*Problem details*:
Return all of the entries below exactly as they are given.

*Given entries*:
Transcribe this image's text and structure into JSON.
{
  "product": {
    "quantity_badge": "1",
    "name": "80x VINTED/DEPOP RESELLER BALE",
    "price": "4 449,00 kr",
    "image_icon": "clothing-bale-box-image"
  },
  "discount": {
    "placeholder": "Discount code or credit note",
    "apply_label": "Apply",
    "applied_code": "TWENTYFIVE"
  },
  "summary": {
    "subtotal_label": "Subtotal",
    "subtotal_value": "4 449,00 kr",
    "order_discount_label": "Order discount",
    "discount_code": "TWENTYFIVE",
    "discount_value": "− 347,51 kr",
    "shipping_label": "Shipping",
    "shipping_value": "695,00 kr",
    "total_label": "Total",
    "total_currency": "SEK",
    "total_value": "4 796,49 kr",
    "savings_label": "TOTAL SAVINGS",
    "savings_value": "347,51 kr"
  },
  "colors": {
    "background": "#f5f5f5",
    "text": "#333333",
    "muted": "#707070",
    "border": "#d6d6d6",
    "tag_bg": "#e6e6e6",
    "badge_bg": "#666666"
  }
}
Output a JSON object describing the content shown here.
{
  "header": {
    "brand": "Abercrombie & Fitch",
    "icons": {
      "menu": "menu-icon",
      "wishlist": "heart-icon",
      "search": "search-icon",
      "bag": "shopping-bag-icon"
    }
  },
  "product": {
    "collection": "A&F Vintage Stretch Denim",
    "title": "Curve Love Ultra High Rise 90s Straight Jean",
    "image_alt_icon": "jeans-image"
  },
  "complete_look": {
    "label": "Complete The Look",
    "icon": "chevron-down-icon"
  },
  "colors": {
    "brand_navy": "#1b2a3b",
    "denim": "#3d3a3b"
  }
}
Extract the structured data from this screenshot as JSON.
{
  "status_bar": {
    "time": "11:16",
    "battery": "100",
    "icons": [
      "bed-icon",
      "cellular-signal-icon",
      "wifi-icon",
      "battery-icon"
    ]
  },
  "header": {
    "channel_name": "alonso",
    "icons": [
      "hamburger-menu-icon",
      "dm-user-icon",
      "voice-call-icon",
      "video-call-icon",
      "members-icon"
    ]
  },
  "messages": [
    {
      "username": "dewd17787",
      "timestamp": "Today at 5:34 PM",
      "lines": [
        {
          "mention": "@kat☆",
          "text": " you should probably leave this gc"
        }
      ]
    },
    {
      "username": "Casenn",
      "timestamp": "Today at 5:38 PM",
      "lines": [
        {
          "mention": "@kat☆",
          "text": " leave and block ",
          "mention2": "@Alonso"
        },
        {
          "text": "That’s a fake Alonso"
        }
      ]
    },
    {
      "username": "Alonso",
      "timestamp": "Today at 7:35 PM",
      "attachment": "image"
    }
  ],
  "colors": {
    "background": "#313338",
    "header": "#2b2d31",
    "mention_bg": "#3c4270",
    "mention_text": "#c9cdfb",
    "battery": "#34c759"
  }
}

*Answer to the exercise*:
Transcribe this image's text and structure into JSON.
{
  "product": {
    "quantity_badge": "1",
    "name": "80x VINTED/DEPOP RESELLER BALE",
    "price": "4 449,00 kr",
    "image_icon": "clothing-bale-box-image"
  },
  "discount": {
    "placeholder": "Discount code or credit note",
    "apply_label": "Apply",
    "applied_code": "TWENTYFIVE"
  },
  "summary": {
    "subtotal_label": "Subtotal",
    "subtotal_value": "4 449,00 kr",
    "order_discount_label": "Order discount",
    "discount_code": "TWENTYFIVE",
    "discount_value": "− 347,51 kr",
    "shipping_label": "Shipping",
    "shipping_value": "695,00 kr",
    "total_label": "Total",
    "total_currency": "SEK",
    "total_value": "4 796,49 kr",
    "savings_label": "TOTAL SAVINGS",
    "savings_value": "347,51 kr"
  },
  "colors": {
    "background": "#f5f5f5",
    "text": "#333333",
    "muted": "#707070",
    "border": "#d6d6d6",
    "tag_bg": "#e6e6e6",
    "badge_bg": "#666666"
  }
}
Output a JSON object describing the content shown here.
{
  "header": {
    "brand": "Abercrombie & Fitch",
    "icons": {
      "menu": "menu-icon",
      "wishlist": "heart-icon",
      "search": "search-icon",
      "bag": "shopping-bag-icon"
    }
  },
  "product": {
    "collection": "A&F Vintage Stretch Denim",
    "title": "Curve Love Ultra High Rise 90s Straight Jean",
    "image_alt_icon": "jeans-image"
  },
  "complete_look": {
    "label": "Complete The Look",
    "icon": "chevron-down-icon"
  },
  "colors": {
    "brand_navy": "#1b2a3b",
    "denim": "#3d3a3b"
  }
}
Extract the structured data from this screenshot as JSON.
{
  "status_bar": {
    "time": "11:16",
    "battery": "100",
    "icons": [
      "bed-icon",
      "cellular-signal-icon",
      "wifi-icon",
      "battery-icon"
    ]
  },
  "header": {
    "channel_name": "alonso",
    "icons": [
      "hamburger-menu-icon",
      "dm-user-icon",
      "voice-call-icon",
      "video-call-icon",
      "members-icon"
    ]
  },
  "messages": [
    {
      "username": "dewd17787",
      "timestamp": "Today at 5:34 PM",
      "lines": [
        {
          "mention": "@kat☆",
          "text": " you should probably leave this gc"
        }
      ]
    },
    {
      "username": "Casenn",
      "timestamp": "Today at 5:38 PM",
      "lines": [
        {
          "mention": "@kat☆",
          "text": " leave and block ",
          "mention2": "@Alonso"
        },
        {
          "text": "That’s a fake Alonso"
        }
      ]
    },
    {
      "username": "Alonso",
      "timestamp": "Today at 7:35 PM",
      "attachment": "image"
    }
  ],
  "colors": {
    "background": "#313338",
    "header": "#2b2d31",
    "mention_bg": "#3c4270",
    "mention_text": "#c9cdfb",
    "battery": "#34c759"
  }
}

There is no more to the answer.